Upon finding a novel while hiking, Bill Bryson (in his book "A walk in the woods") was delighted and sublimely gratified saying, "if there is one thing the (Appalachian Train) teaches, it is low-level ecstasy -- something we could all do with more of in our lives." I always try to enjoy the little things in life myself, not always with success. When travelling with a backpack, it is exponentially easier to enjoy such things. When before these moments are taken in with a quick good feeling and a smile or missed all together, you now grasp them with an embrace like a bear hug... I mean you run up to it like you are finishing a marathon, collapse at the line and almost break into tears you are so full of joy.
We found ourselves, out of the drizzling rain, at a coffee shop, ordered the largest grande cup of coffee, and sunk into beautifully cushy lounge chairs on the second floor. I mean, I ran ran up to that finish line and collapsed into that chair. Having a cup of coffee and sitting in that soft armchair was indescribable, just an overload of the comfort senses. How can you reach this level of ecstasy during the daily grind? Not sure if you can.
On top of our extreem enjoyment, we met a man from Seattle also enjoying a cup of coffee (starbucks, how ironic). We had no plan or intention other than to do some serious marinating in those chairs for a long period of time (it had already been a chunk of time). However, unknown to us at the time, we were about to begin an enjoyable long day.
Joel, our new english speaking friend (if you speak english in a foreign land, you are automatically befriended), is a world traveller and free lance writer who was laid over in Madrid on his way to India. We were contemplating things to do for the next twelve hours until our train left for Bilbao and decided to see a museum that Joel had visited some years back.
The Museo del Prado, among the thousands of art pieces, has a room containing the "Garden of Earthly Delights" painted by Bosch and several works by Patinir that are just as impressive. I stood and took in Bosch´s work for more than 20 minutes in awe of the complexity and imagination it must have taken to create such a painting. The Flemmish painters room alone was worth the admission. I could have been there for several more hours if I didn´t finally give in to the physical demands from the knees down and the rumbling in my stomach.
Our trio proceeded to chat about everything from photography and art to politics to travel while we sought a place to have a late lunch. After lunch we decided to visit the M.C. Escher special exibit which happened to be in town. By metro and foot, my feet still more or less in shambles and legs on the verge of cramping, we found the exibit.
Escher has been a favorite artist of mine for a while, his trendy works used to hang in poster form on my old apartment walls.
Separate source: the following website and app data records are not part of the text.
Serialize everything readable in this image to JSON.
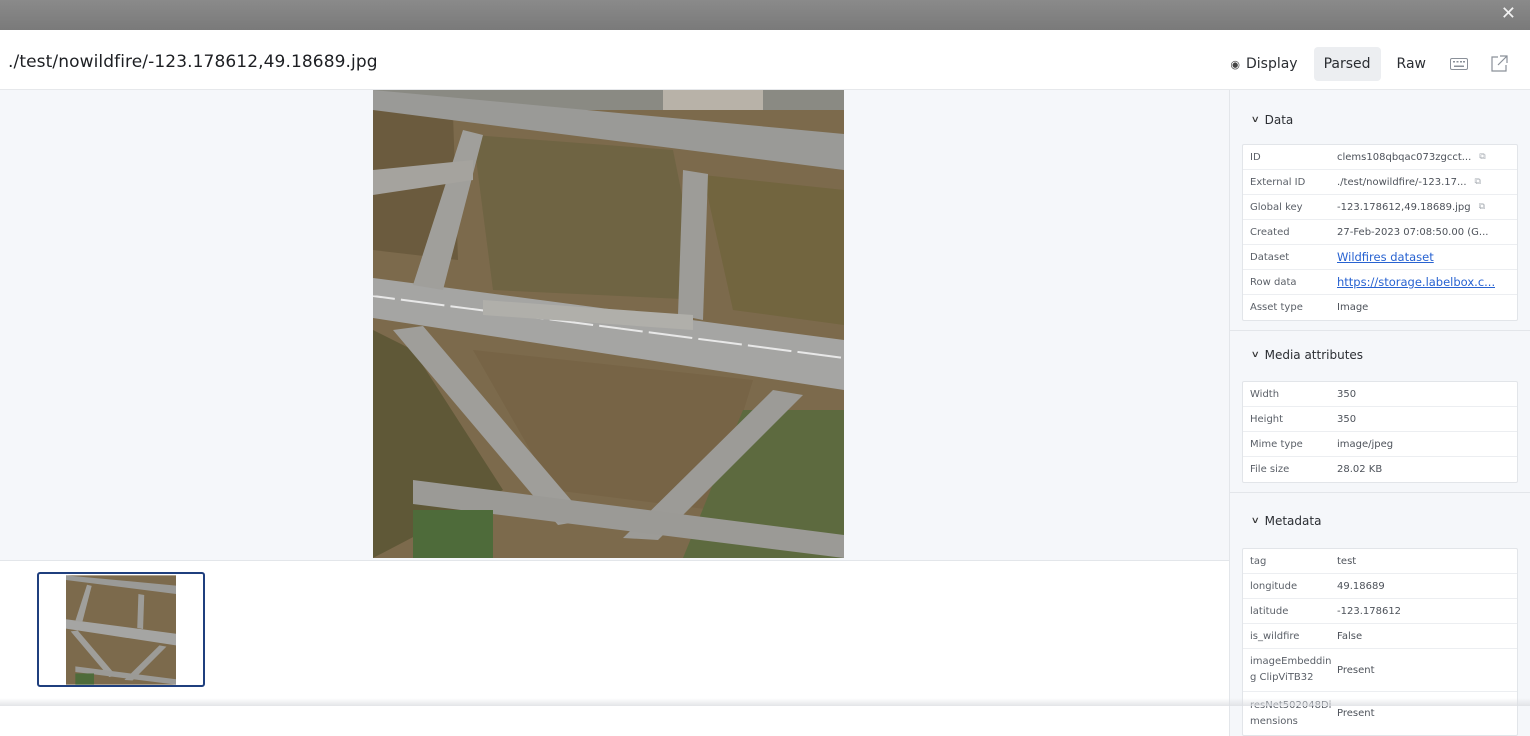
{
  "window": {
    "close_glyph": "✕"
  },
  "header": {
    "title": "./test/nowildfire/-123.178612,49.18689.jpg",
    "tabs": [
      {
        "label": "Display",
        "icon": "eye-icon",
        "active": false
      },
      {
        "label": "Parsed",
        "active": true
      },
      {
        "label": "Raw",
        "active": false
      }
    ],
    "icons": [
      "keyboard-icon",
      "open-external-icon"
    ]
  },
  "panel": {
    "data": {
      "title": "Data",
      "rows": [
        {
          "key": "ID",
          "value": "clems108qbqac073zgcct...",
          "copy": true
        },
        {
          "key": "External ID",
          "value": "./test/nowildfire/-123.17...",
          "copy": true
        },
        {
          "key": "Global key",
          "value": "-123.178612,49.18689.jpg",
          "copy": true
        },
        {
          "key": "Created",
          "value": "27-Feb-2023 07:08:50.00 (G..."
        },
        {
          "key": "Dataset",
          "value": "Wildfires dataset",
          "link": true
        },
        {
          "key": "Row data",
          "value": "https://storage.labelbox.c...",
          "link": true
        },
        {
          "key": "Asset type",
          "value": "Image"
        }
      ]
    },
    "media": {
      "title": "Media attributes",
      "rows": [
        {
          "key": "Width",
          "value": "350"
        },
        {
          "key": "Height",
          "value": "350"
        },
        {
          "key": "Mime type",
          "value": "image/jpeg"
        },
        {
          "key": "File size",
          "value": "28.02 KB"
        }
      ]
    },
    "metadata": {
      "title": "Metadata",
      "rows": [
        {
          "key": "tag",
          "value": "test"
        },
        {
          "key": "longitude",
          "value": "49.18689"
        },
        {
          "key": "latitude",
          "value": "-123.178612"
        },
        {
          "key": "is_wildfire",
          "value": "False"
        },
        {
          "key": "imageEmbedding ClipViTB32",
          "value": "Present",
          "tall": true
        },
        {
          "key": "resNet502048Dimensions",
          "value": "Present",
          "tall": true
        }
      ]
    }
  },
  "colors": {
    "accent": "#1f3f7e",
    "link": "#2762d1",
    "panel_bg": "#f5f7fa"
  }
}
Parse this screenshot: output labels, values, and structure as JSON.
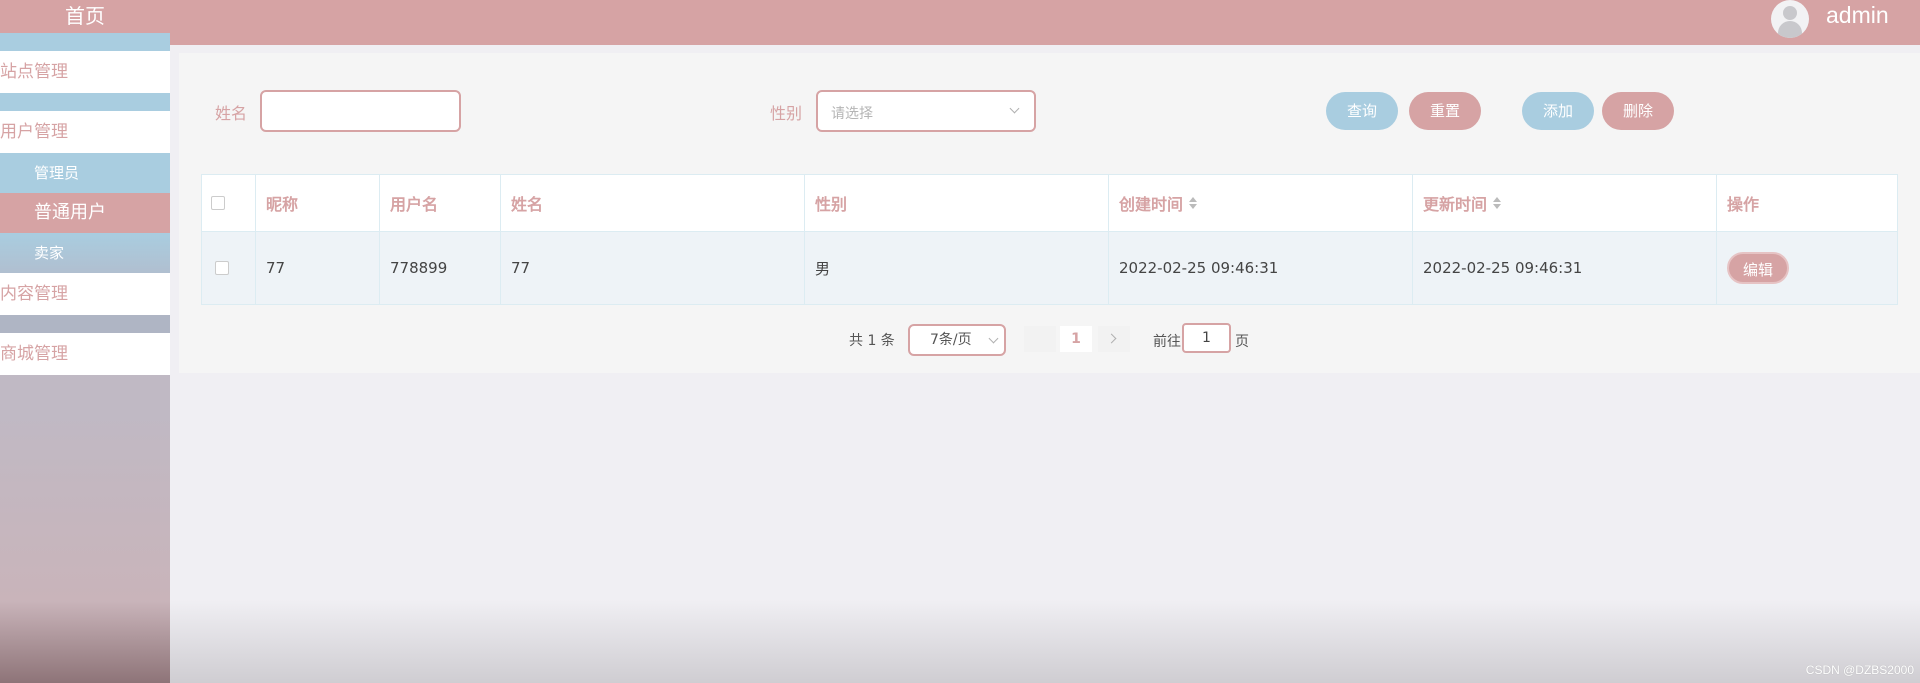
{
  "sidebar": {
    "home": "首页",
    "groups": {
      "site": "站点管理",
      "user": "用户管理",
      "content": "内容管理",
      "shop": "商城管理"
    },
    "user_sub": {
      "admin": "管理员",
      "normal": "普通用户",
      "seller": "卖家"
    }
  },
  "header": {
    "username": "admin"
  },
  "search": {
    "name_label": "姓名",
    "name_value": "",
    "gender_label": "性别",
    "gender_placeholder": "请选择",
    "query": "查询",
    "reset": "重置",
    "add": "添加",
    "delete": "删除"
  },
  "table": {
    "headers": [
      "昵称",
      "用户名",
      "姓名",
      "性别",
      "创建时间",
      "更新时间",
      "操作"
    ],
    "rows": [
      {
        "nickname": "77",
        "username": "778899",
        "name": "77",
        "gender": "男",
        "created": "2022-02-25 09:46:31",
        "updated": "2022-02-25 09:46:31",
        "action": "编辑"
      }
    ]
  },
  "pagination": {
    "total": "共 1 条",
    "page_size": "7条/页",
    "current_page": "1",
    "goto_prefix": "前往",
    "goto_value": "1",
    "goto_suffix": "页"
  },
  "watermark": "CSDN @DZBS2000",
  "colors": {
    "pink": "#d6a3a4",
    "blue": "#a9cde0"
  }
}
Seeing the progression of his work in its entirety was mind boggling. You stare at them utterly amazed. Each one a perfect presentation of lines and contrast, most of them in simple black and white. It is beyond comprehesion how someone could create art like he does. As he progressed with his form, his works play tricks on your mind. You stare as long as you can while he holds you captive making you walk a wire between elation and losing your mind. You just cannot make the leap to understanding but are fascinated.
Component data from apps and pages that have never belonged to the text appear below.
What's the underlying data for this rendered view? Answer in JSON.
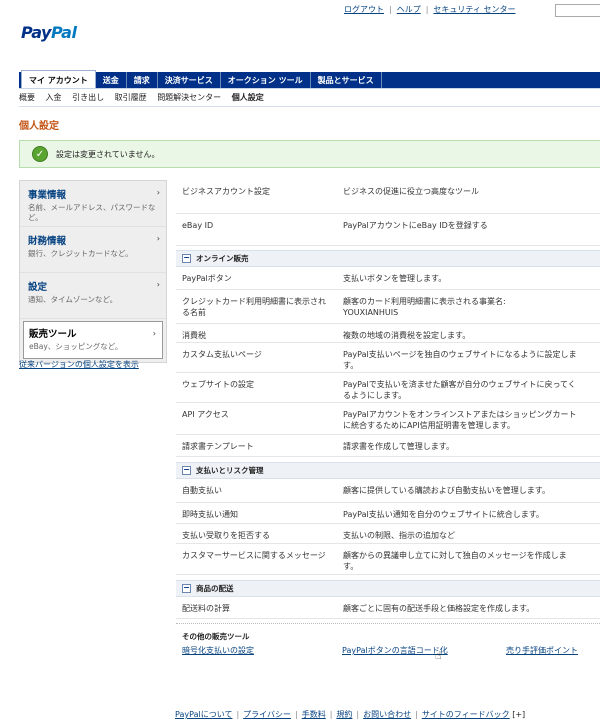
{
  "header": {
    "links": [
      "ログアウト",
      "ヘルプ",
      "セキュリティ センター"
    ],
    "logo_pay": "Pay",
    "logo_pal": "Pal"
  },
  "tabs": [
    "マイ アカウント",
    "送金",
    "請求",
    "決済サービス",
    "オークション ツール",
    "製品とサービス"
  ],
  "subtabs": [
    "概要",
    "入金",
    "引き出し",
    "取引履歴",
    "問題解決センター",
    "個人設定"
  ],
  "page_title": "個人設定",
  "notice": "設定は変更されていません。",
  "sidebar": {
    "items": [
      {
        "title": "事業情報",
        "desc": "名前、メールアドレス、パスワードなど。"
      },
      {
        "title": "財務情報",
        "desc": "銀行、クレジットカードなど。"
      },
      {
        "title": "設定",
        "desc": "通知、タイムゾーンなど。"
      },
      {
        "title": "販売ツール",
        "desc": "eBay、ショッピングなど。"
      }
    ],
    "legacy_link": "従来バージョンの個人設定を表示"
  },
  "rows_top": [
    {
      "label": "ビジネスアカウント設定",
      "value": "ビジネスの促進に役立つ高度なツール"
    },
    {
      "label": "eBay ID",
      "value": "PayPalアカウントにeBay IDを登録する"
    }
  ],
  "section_online": {
    "title": "オンライン販売",
    "rows": [
      {
        "label": "PayPalボタン",
        "value": "支払いボタンを管理します。"
      },
      {
        "label": "クレジットカード利用明細書に表示される名前",
        "value": "顧客のカード利用明細書に表示される事業名:\nYOUXIANHUIS"
      },
      {
        "label": "消費税",
        "value": "複数の地域の消費税を設定します。"
      },
      {
        "label": "カスタム支払いページ",
        "value": "PayPal支払いページを独自のウェブサイトになるように設定します。"
      },
      {
        "label": "ウェブサイトの設定",
        "value": "PayPalで支払いを済ませた顧客が自分のウェブサイトに戻ってくるようにします。"
      },
      {
        "label": "API アクセス",
        "value": "PayPalアカウントをオンラインストアまたはショッピングカートに統合するためにAPI信用証明書を管理します。"
      },
      {
        "label": "請求書テンプレート",
        "value": "請求書を作成して管理します。"
      }
    ]
  },
  "section_risk": {
    "title": "支払いとリスク管理",
    "rows": [
      {
        "label": "自動支払い",
        "value": "顧客に提供している購読および自動支払いを管理します。"
      },
      {
        "label": "即時支払い通知",
        "value": "PayPal支払い通知を自分のウェブサイトに統合します。"
      },
      {
        "label": "支払い受取りを拒否する",
        "value": "支払いの制限、指示の追加など"
      },
      {
        "label": "カスタマーサービスに関するメッセージ",
        "value": "顧客からの異議申し立てに対して独自のメッセージを作成します。"
      }
    ]
  },
  "section_ship": {
    "title": "商品の配送",
    "rows": [
      {
        "label": "配送料の計算",
        "value": "顧客ごとに固有の配送手段と価格設定を作成します。"
      }
    ]
  },
  "other_tools": {
    "title": "その他の販売ツール",
    "links": [
      "暗号化支払いの設定",
      "PayPalボタンの言語コード化",
      "売り手評価ポイント"
    ]
  },
  "footer": [
    "PayPalについて",
    "プライバシー",
    "手数料",
    "規約",
    "お問い合わせ",
    "サイトのフィードバック",
    "[+]"
  ]
}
Some art is considered by art critics to be great. I can appreciate this and most art in some way. Between the Flemmish room in Prado and the Escher exibit, I was completely captivated and in awe. I forgot for a few gracious moments how little sleep I was running on... how my boots had not been off my feet in the better part of two days... how I still had to get back on the train that night... I have no words to describe how amazing those art works for me, they enticed my imagination and mind.
Madrid was a great stop. Starting out as a wreck, pulling the pieces together (the mind is a powerfull thing... thanks also to the coffee), meeting a new friend that shares the wanderlust, enjoying interesting conversation, seeing two art exibits that now top my list, and getting on the next train to Bilbao-- all in less than a day. Some days are just better than others.